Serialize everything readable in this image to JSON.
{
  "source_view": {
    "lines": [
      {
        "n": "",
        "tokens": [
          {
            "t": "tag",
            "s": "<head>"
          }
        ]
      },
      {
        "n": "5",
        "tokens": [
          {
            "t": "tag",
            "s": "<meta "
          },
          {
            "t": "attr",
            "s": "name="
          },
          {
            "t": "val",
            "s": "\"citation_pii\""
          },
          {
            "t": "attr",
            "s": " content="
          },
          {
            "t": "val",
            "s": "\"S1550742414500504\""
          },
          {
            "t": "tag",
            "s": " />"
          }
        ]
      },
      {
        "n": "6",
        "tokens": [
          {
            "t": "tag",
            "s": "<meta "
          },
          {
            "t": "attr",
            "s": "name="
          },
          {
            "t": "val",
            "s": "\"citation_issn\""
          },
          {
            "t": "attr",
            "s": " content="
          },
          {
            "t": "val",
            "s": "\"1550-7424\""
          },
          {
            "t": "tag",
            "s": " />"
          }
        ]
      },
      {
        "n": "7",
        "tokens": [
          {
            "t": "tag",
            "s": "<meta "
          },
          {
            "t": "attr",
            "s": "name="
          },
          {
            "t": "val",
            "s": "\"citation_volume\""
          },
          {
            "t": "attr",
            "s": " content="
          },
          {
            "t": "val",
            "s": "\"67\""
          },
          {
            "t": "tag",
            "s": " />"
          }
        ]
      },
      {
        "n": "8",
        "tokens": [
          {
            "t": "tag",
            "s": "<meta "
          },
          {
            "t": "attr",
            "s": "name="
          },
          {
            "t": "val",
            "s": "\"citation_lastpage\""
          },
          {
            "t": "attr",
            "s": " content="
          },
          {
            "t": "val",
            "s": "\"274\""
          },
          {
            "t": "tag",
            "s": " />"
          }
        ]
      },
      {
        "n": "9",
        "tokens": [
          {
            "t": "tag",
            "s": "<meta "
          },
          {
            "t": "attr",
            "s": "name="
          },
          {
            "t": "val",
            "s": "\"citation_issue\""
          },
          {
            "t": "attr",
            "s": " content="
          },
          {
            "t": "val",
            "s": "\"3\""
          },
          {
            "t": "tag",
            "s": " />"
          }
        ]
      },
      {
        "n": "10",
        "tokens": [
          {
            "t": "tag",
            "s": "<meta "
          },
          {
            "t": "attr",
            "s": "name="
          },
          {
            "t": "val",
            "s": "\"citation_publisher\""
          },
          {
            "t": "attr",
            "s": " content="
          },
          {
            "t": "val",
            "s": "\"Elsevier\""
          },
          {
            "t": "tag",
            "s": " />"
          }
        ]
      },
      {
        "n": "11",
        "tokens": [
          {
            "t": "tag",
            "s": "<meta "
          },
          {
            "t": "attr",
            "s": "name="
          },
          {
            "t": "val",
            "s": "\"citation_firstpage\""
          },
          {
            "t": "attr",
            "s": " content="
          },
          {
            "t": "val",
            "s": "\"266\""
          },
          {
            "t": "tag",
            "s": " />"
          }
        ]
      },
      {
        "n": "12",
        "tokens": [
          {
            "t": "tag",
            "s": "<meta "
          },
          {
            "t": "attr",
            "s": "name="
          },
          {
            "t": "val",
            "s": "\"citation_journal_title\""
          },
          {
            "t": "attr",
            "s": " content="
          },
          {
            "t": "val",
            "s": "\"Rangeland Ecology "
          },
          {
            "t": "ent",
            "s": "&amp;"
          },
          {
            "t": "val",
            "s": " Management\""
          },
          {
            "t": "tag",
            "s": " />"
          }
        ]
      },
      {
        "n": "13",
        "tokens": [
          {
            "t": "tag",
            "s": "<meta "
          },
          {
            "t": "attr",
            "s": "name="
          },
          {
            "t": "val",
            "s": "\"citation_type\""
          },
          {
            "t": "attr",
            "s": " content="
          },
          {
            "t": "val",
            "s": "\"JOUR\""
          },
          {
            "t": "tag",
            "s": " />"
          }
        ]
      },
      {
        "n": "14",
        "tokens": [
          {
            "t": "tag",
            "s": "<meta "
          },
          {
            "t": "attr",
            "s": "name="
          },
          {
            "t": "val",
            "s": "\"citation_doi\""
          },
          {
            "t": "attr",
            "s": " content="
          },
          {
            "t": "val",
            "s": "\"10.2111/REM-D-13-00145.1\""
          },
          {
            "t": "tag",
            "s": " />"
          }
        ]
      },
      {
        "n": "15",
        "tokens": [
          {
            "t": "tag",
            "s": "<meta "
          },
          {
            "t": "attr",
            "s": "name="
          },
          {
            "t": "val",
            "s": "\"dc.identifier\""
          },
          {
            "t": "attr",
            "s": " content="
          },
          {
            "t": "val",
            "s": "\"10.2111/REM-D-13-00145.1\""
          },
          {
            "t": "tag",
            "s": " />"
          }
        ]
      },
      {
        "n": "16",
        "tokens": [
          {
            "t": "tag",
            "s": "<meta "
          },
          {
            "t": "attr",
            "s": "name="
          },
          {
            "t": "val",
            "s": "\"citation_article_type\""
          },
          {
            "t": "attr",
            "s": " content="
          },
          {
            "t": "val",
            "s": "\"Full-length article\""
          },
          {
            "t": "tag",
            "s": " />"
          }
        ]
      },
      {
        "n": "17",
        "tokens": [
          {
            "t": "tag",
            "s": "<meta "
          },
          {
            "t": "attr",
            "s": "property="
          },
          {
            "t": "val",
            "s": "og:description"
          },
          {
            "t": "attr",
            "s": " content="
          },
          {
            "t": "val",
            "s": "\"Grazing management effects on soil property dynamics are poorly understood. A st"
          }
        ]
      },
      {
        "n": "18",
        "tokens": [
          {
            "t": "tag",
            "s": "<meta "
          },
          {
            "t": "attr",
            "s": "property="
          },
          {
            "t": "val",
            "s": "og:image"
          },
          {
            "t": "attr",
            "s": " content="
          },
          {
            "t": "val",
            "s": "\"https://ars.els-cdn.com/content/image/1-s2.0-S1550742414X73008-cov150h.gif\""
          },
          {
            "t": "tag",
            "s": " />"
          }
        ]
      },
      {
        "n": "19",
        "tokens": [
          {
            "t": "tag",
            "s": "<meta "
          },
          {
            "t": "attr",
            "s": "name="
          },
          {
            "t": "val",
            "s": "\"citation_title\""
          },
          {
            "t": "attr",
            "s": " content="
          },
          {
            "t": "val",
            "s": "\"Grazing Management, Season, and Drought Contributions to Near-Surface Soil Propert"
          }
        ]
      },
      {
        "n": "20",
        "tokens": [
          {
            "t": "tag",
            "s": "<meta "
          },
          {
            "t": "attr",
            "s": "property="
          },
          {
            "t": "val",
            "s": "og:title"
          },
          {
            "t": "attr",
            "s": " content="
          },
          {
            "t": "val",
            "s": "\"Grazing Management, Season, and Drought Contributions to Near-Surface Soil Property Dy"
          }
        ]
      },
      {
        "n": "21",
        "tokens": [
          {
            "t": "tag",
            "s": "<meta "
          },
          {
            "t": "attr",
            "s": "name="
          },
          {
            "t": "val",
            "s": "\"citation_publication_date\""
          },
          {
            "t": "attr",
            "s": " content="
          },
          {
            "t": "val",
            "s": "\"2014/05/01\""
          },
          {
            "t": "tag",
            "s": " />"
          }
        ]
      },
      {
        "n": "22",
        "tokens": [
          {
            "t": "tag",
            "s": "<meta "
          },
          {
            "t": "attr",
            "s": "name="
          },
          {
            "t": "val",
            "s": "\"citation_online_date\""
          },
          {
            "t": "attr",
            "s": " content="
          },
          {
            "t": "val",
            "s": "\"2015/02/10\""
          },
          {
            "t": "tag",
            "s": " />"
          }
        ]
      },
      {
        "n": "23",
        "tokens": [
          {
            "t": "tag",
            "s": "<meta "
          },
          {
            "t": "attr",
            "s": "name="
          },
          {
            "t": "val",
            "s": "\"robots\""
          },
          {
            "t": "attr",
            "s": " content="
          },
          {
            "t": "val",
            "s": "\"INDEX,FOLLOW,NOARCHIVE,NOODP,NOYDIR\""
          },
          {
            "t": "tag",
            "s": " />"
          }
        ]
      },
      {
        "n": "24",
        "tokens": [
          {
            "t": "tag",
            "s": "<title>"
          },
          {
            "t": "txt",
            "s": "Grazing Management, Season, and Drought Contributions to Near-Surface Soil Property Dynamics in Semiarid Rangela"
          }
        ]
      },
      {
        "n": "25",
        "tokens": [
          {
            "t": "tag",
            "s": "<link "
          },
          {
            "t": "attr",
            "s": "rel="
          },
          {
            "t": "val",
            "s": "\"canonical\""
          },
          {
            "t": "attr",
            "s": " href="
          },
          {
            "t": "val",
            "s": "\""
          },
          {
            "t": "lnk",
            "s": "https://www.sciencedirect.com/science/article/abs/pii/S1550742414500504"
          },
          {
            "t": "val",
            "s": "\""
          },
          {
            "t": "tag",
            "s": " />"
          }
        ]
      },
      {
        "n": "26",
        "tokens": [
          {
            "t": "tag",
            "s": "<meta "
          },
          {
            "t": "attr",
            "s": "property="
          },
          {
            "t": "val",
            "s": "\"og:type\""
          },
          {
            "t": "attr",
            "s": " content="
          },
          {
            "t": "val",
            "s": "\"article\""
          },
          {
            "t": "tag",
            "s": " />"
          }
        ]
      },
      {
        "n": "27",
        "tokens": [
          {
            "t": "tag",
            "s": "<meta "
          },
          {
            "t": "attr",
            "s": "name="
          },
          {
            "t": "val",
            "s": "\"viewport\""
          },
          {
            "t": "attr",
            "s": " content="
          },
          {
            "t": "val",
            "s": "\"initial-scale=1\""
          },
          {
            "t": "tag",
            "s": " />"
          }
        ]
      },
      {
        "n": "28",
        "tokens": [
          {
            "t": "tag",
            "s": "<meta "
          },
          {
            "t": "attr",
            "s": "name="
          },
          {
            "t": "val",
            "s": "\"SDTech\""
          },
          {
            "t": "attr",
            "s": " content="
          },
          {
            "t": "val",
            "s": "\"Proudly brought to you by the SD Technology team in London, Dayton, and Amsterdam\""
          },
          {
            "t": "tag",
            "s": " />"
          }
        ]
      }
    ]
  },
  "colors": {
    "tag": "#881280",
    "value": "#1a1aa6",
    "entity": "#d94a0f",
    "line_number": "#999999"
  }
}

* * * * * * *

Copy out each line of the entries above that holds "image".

Serialize everything readable in this image to JSON.
            "s": "og:image"
            "s": "\"https://ars.els-cdn.com/content/image/1-s2.0-S1550742414X73008-cov150h.gif\""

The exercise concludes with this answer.